GPS Dog Collar - Keep Rover From Roving
Dogs can be a wonderful addition to any person's life. They are loving, loyal, and a great companion. Dog owners, therefore, want to keep their dogs healthy and safe. Sometimes the dog gets out of the enclosed area. Sometimes the dogs are expert escape artists. Other times, the gate is accidentally left open. Unfortunately, too, there are also times when dogs are simply stolen. Whatever the circumstance, the owners come home to a missing dog and must follow the nerve-wracking practice of posting flyers around the neighborhood seeking news of their beloved pet.
(Browse all the other GPS articles and features.)
How it works
Fortunately, technology offers an alternative to flyer posting; a collar with a Global Positioning System chip. A GPS dog collar operates the same as any other GPS system and utilizes the orbiting satellites to triangulate the location of the device transmitting the signal. The device operates on batteries (some long-lasting, some rechargeable) is water resistant, lightweight (around 2 ounces.), and easily attaches to the dog's collar.
Once activated, the collar begins transmitting signals. These signals can be set up to transmit to the dog owners cell phone as text messages, or can be set up to transmit to the internet. The owner can then track his or her dog via specified websites. A few dog tracking devices transmit signals to a hand-held device. These devices have a short range of one mile, and are good for people traveling in large open areas with their dogs. Hunters can utilize them to keep track of their specialized dogs.
See the GPS dog collar in action
The virtual fence
With many of the GPS dog collars, the dog owner can set up a "virtual fence." This "virtual fence" specifies the area where the dog is allowed to roam, and is set up by the owner supplying an address and a boundary radius. For instance, the dog owner at 123 AnyStreet has a small yard and sets the boundary radius to 80 yards. Conversely, the dog owner that lives at 456 Farmland Road might set the boundary radius to 800 yards. When the dog leaves this "virtual fence" the owner is immediately alerted.
More than one "virtual fence" or safety zone can be set up and active at one time. Since lots are rarely symmetrical or have the same amount of yard on all sides, different spaces can be set up for the dog to roam in, and these safety zones can be turned on and off at specific times. The dog owner at 123 AnyStreet works from 10 am to 6 pm so would set the activation times to correspond to those departure and arrival times. Safety zones can be set up at any address.
It does more than just location
The GPS dog collar can also transmit data other than location. Alerts can be set up to for the owner when the battery gets low, and when the device is turned on and off. The device can also monitor the temperature and alert the owner when the temperature gets too hot or too cold for the dog to remain outside. Real-time location can be activated so the owner receives updates on the dog's location on a map every few minutes. The device will also record the dog's movements and provide a history to the owner for up to 7 days.
Also, when walking with the dog, the owner can set up a "walking alert" so if the dog strays too far, the owner can locate it. Depending on the company, these alerts can be received via text messages or email. The dog owner can also log in to the company website for location information, and can call the company's toll free number to talk to a live person.

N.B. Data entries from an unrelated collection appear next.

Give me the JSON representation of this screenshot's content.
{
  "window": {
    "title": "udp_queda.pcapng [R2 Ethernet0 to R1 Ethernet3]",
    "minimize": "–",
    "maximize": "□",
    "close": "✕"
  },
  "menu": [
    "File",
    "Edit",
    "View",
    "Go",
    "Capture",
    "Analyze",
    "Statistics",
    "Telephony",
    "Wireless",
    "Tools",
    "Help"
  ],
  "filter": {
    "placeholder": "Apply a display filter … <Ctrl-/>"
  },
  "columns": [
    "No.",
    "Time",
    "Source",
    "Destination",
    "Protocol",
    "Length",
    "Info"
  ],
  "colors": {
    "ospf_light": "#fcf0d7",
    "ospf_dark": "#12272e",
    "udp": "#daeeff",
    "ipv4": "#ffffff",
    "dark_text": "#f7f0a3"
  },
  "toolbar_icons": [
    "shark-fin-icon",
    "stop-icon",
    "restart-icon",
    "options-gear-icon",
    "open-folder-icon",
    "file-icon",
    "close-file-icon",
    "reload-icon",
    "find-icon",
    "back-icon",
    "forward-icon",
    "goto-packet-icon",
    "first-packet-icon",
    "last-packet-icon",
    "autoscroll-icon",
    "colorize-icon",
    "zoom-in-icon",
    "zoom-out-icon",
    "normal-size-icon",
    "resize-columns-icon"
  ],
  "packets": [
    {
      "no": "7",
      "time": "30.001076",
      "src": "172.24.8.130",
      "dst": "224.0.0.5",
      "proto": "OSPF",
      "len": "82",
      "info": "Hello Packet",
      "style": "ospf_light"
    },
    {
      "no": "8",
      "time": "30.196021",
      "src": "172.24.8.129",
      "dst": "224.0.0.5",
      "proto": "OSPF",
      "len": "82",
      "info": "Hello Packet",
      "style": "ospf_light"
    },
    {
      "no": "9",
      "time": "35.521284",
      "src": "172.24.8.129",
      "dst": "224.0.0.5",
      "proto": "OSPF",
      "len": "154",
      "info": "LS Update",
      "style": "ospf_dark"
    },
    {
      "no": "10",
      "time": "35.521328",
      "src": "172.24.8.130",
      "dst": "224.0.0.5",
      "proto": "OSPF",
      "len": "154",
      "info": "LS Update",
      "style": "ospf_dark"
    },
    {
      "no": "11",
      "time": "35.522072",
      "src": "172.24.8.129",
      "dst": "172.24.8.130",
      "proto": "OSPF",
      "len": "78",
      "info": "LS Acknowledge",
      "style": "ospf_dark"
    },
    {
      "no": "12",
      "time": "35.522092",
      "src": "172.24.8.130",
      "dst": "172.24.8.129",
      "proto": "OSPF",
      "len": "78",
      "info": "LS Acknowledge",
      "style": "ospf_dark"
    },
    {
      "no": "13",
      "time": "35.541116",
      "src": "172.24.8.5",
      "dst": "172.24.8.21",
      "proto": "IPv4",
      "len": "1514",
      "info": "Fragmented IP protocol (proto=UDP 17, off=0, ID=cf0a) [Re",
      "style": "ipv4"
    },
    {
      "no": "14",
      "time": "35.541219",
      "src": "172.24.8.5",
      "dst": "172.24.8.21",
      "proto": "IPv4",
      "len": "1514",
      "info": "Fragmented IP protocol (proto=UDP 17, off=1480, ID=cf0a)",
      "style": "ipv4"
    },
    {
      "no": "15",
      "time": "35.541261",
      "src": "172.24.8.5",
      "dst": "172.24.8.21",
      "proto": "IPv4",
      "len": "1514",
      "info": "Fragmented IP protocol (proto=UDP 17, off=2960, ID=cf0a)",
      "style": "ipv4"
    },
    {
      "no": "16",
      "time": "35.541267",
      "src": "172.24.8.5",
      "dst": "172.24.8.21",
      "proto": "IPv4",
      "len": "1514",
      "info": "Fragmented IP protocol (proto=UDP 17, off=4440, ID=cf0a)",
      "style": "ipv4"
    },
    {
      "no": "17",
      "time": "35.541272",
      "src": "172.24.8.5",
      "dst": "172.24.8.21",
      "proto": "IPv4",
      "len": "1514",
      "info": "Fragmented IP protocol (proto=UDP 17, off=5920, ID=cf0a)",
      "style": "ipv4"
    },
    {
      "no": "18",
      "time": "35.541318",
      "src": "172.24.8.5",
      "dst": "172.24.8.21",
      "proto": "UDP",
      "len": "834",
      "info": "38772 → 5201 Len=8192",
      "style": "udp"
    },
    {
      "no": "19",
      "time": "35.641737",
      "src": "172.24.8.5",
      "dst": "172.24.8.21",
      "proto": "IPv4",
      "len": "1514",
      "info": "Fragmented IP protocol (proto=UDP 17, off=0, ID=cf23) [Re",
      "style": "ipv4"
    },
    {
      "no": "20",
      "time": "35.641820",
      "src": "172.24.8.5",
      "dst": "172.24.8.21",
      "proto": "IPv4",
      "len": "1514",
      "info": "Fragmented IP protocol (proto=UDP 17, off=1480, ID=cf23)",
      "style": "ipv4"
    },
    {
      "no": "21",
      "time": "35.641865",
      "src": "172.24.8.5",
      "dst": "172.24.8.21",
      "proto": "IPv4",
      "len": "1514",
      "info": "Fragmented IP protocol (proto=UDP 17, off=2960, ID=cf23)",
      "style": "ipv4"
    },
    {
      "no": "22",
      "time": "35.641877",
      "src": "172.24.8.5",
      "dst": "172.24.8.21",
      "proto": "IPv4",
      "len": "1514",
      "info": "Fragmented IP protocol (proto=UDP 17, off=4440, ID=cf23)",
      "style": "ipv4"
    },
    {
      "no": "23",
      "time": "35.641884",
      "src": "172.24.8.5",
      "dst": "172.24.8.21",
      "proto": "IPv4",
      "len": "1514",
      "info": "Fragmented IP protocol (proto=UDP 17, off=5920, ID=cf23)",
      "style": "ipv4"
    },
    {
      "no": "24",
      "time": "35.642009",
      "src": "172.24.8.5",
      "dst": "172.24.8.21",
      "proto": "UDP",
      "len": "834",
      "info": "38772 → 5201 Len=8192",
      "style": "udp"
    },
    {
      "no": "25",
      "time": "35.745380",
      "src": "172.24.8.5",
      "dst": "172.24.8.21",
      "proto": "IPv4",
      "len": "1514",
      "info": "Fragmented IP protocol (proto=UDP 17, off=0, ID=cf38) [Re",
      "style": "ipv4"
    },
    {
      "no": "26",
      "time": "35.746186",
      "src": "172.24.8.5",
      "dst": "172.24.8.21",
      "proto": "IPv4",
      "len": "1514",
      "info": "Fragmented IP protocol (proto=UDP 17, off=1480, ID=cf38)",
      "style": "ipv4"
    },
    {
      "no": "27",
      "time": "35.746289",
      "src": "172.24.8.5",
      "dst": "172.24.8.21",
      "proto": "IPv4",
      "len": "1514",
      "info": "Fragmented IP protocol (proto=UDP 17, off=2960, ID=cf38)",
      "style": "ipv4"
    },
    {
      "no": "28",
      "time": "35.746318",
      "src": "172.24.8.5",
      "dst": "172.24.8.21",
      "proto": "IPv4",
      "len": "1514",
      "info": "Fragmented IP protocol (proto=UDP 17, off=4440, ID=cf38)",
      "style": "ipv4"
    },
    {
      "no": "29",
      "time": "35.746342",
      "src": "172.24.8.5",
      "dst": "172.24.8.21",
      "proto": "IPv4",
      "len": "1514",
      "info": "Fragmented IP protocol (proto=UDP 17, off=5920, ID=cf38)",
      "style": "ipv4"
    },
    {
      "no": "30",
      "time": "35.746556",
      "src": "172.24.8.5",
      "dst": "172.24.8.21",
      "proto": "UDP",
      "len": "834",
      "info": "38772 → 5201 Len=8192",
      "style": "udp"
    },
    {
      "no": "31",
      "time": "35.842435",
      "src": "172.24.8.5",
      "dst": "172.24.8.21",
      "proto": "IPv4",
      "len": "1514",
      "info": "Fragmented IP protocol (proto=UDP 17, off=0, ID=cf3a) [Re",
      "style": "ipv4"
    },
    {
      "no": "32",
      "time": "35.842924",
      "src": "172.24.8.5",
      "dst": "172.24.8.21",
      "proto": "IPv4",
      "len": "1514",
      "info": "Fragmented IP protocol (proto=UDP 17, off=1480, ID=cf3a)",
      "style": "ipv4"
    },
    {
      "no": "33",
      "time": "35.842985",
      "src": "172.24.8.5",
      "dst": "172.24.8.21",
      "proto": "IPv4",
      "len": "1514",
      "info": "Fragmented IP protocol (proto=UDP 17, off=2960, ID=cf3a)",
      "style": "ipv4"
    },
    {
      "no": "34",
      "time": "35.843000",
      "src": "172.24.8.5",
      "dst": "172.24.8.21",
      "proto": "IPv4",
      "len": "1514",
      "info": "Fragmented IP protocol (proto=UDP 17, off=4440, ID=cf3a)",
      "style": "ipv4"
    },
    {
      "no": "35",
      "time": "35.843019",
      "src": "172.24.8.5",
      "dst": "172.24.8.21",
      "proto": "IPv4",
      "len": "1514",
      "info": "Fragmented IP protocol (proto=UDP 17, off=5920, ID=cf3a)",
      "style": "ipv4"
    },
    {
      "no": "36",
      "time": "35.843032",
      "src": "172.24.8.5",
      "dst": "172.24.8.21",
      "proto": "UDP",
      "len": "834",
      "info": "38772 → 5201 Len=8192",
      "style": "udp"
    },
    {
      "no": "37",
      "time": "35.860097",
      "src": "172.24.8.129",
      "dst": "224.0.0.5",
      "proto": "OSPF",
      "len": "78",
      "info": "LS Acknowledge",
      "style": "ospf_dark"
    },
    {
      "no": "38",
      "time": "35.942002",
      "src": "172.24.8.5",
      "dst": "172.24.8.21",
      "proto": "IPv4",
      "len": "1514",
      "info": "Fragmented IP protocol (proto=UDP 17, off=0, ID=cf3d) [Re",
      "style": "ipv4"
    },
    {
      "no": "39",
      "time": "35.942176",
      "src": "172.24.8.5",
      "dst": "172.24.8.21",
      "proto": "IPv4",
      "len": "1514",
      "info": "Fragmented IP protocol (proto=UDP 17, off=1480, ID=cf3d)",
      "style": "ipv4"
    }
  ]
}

Using assisted GPS
GPS dog collar devices vary among companies, with many utilizing more than one type of transmission technology. For example, some dog trackers utilize A-GPS or Assisted GPS. In these units, the locators use both satellite signals and wireless network to determine location and to send that information to the owners. The advantage of A-GPS is that satellite signals are often impeded by tall buildings or natural structures, and can be difficult to receive inside buildings. The addition of wireless increases coverage and locating capabilities.
How much is it?
Prices for GPS dog collars can vary from as little as $200 to as high as $1000. The cost depends on the type of device, range of use, how the signal is transmitted, and whether a monthly service fee is involved. Before making a purchase, investigate the technology used, the coverage of the wireless network, whether the device must be activated, and if a monthly fee is involved.
Here is one example of a GPS dog collar.
See related information at GPS Tracking and
Browse all the other GPS articles and features.